### Exercise directions
The word "level" may appear in some lines of the data; copy every such line.

### Provided information
_ _ _

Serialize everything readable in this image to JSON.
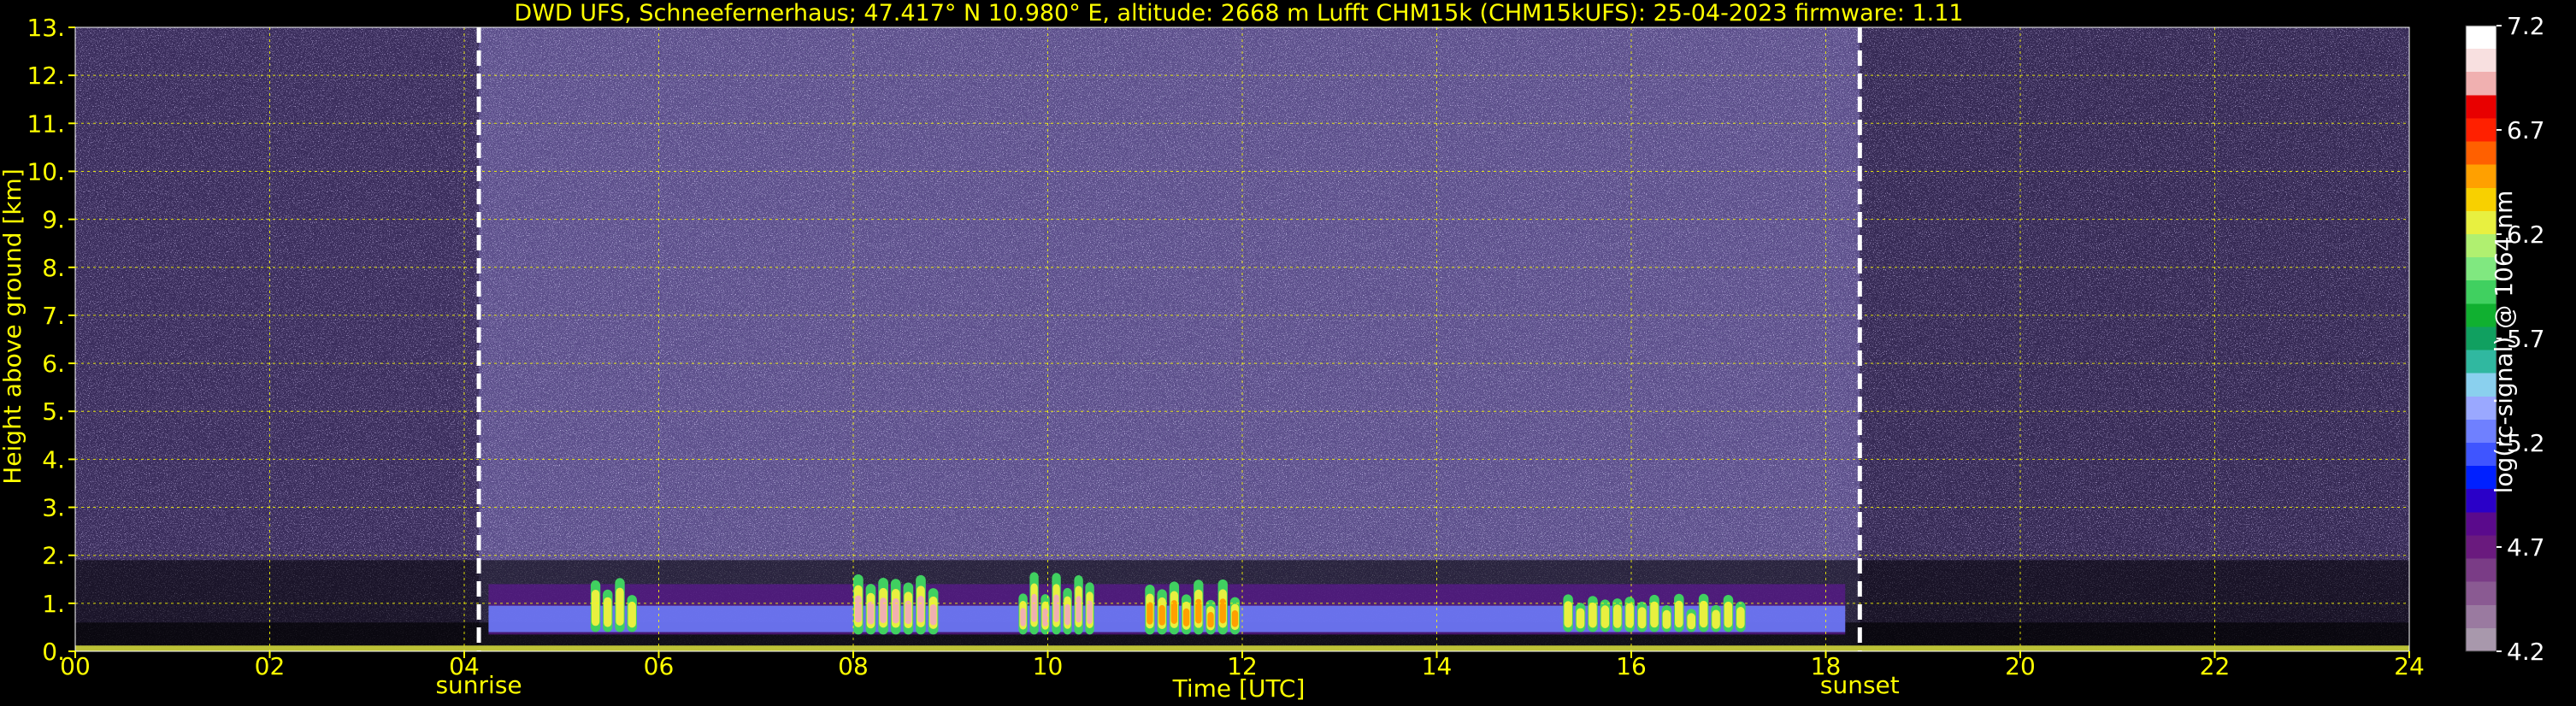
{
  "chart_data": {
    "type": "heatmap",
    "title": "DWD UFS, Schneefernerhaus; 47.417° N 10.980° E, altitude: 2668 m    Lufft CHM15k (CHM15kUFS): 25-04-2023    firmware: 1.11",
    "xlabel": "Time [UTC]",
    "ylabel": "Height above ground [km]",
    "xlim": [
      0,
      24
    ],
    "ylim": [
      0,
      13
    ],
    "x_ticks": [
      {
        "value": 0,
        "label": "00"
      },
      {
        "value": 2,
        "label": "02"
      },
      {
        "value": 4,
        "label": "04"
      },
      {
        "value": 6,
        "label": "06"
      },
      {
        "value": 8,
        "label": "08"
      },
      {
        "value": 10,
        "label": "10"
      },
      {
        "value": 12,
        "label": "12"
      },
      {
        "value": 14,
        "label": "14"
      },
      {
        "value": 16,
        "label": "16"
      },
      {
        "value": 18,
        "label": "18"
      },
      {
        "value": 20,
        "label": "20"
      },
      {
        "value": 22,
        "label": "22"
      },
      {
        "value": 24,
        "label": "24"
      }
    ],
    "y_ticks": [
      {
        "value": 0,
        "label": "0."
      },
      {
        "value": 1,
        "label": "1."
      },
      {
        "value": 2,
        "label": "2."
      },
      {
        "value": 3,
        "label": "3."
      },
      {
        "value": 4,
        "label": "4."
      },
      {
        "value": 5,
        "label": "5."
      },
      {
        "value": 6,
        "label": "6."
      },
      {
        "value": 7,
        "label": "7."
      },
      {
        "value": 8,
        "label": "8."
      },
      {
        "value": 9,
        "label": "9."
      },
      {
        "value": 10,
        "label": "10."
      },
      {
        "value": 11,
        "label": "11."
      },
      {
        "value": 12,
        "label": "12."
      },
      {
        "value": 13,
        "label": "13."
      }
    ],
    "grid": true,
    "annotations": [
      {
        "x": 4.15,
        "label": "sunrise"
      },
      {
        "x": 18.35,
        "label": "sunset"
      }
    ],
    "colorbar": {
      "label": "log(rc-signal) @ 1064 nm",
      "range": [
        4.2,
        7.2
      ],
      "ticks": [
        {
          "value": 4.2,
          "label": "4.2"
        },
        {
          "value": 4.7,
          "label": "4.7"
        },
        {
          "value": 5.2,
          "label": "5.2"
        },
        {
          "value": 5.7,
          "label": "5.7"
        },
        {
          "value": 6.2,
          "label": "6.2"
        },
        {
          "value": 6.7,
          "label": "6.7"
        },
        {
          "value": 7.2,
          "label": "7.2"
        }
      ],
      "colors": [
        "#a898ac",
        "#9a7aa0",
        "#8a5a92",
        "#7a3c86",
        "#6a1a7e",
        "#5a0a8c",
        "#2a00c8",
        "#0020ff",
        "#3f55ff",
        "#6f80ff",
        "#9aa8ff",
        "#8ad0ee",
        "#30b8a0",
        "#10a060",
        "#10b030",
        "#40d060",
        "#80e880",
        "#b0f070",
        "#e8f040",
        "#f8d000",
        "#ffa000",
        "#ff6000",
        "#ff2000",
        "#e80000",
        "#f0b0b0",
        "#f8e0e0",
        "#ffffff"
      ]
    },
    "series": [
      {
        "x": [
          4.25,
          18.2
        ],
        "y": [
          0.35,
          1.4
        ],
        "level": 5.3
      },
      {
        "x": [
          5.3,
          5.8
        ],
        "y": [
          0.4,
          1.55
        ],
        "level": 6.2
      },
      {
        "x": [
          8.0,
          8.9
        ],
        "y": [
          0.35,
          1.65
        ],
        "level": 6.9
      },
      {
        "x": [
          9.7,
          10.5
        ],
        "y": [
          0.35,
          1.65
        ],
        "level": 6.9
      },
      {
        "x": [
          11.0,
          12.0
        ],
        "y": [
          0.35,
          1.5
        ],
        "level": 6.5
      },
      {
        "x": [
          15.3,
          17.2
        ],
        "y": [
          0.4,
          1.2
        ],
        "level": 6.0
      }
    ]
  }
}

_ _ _

### Your response
        "level": 5.3
        "level": 6.2
        "level": 6.9
        "level": 6.9
        "level": 6.5
        "level": 6.0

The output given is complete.